Often parents tell me they are not sure how to start a conversation with their child about problems with feelings and actions. These are problems that parent and child recognize. Parents are coming in because they are constantly being challenged by their child’s behavior or the child is suffering daily.

One thing that makes it hard to talk about problems with kids is that when the problem comes up the situation is tense, frustrated, or overwhelming emotionally. How to start talking about something that everyone in the family knows is a problem in a neutral way is a big challenge.

Children (actually most people including adults) tend to see their struggles as unique and unusual. As a clinical psychologist who works with a number of children, I have found that kids are relieved to know that they are not alone in their struggles. They are happy to know that the secret problem that they have tried so hard to cope with has caused problems for lots of other kids. Sometimes when children have the information that their problem is a common problem, they can accept themselves. They are often better prepared to accept help and to try something new.
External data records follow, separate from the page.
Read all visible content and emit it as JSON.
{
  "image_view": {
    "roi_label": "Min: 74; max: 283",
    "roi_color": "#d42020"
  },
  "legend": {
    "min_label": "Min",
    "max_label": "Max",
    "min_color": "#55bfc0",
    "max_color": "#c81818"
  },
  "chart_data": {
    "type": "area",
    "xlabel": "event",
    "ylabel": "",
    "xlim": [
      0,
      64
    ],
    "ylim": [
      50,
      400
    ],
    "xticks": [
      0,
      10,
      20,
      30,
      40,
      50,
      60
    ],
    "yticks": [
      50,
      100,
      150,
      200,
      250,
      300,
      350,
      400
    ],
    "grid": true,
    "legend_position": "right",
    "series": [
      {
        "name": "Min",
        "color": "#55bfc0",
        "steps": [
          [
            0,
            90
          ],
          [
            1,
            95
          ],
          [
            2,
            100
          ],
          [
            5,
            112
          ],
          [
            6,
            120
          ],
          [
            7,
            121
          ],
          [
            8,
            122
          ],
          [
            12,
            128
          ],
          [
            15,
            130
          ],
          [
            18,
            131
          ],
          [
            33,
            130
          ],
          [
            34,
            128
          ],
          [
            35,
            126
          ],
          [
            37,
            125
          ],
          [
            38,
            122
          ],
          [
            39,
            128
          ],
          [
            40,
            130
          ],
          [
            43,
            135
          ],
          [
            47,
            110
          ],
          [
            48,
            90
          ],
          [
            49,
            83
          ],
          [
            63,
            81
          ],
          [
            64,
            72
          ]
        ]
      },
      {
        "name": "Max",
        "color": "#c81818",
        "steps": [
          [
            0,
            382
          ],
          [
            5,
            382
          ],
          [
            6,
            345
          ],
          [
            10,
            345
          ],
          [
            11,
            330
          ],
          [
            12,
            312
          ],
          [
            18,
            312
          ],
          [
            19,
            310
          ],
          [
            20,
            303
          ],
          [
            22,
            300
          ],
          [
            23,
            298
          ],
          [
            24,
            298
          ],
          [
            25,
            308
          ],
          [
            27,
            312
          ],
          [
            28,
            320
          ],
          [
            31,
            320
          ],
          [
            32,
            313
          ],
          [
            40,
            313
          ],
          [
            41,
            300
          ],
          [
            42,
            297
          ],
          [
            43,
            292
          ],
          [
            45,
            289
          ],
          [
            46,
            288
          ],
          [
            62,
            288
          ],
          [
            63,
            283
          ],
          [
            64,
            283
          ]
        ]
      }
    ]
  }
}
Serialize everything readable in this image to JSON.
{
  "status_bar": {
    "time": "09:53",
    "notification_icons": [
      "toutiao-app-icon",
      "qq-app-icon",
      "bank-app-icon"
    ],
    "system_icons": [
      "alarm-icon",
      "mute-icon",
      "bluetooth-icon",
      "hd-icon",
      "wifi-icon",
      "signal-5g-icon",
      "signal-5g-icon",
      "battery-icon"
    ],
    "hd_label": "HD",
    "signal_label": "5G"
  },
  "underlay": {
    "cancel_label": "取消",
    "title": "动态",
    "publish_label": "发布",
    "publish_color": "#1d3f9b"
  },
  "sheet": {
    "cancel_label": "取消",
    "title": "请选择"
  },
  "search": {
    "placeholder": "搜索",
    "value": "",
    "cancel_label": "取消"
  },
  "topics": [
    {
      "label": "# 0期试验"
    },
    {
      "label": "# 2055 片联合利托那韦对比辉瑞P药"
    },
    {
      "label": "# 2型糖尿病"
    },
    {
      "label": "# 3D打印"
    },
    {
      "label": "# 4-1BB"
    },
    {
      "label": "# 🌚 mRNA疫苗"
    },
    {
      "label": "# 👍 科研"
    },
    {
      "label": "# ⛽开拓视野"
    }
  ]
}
There are a number of resources to help a parent help their child. Here is a website page from the American Psychological Association that has a number of books on helping kids with common problems that bring children into therapy: http://www.apa.org/pubs/magination/441B005.aspx.  The specific book at this link is on problems with anger. If you click the tab Companion Products in the box at the bottom of the page you will find a list of books that address some of the more common problems that bring children into therapy.

Another site which is wonderful for professionals as well as families is the Feeling Factory.  At this site there are many books, games, and activities. One of my favorite tools is under the Activities link. There are two different decks of cards that deal with emotion. I love to use a small subset of the cards to play a game of charades. One person draws a card and must display the feeling while the other plays try to guess the feeling. With older children, I ask the player to tell a story without using any feeling words and to identify what they were thinking during the situation. That is a difficult game but it helps to show that how some is thinking has a big impact on how they are thinking.

The better that your child understands emotion the easier it is for your child to communicate their feelings and talk about solutions. I hope that you have fun with these tools and it helps get  a tough conversation started in a neutral manner.

Kelly Champion, PhD.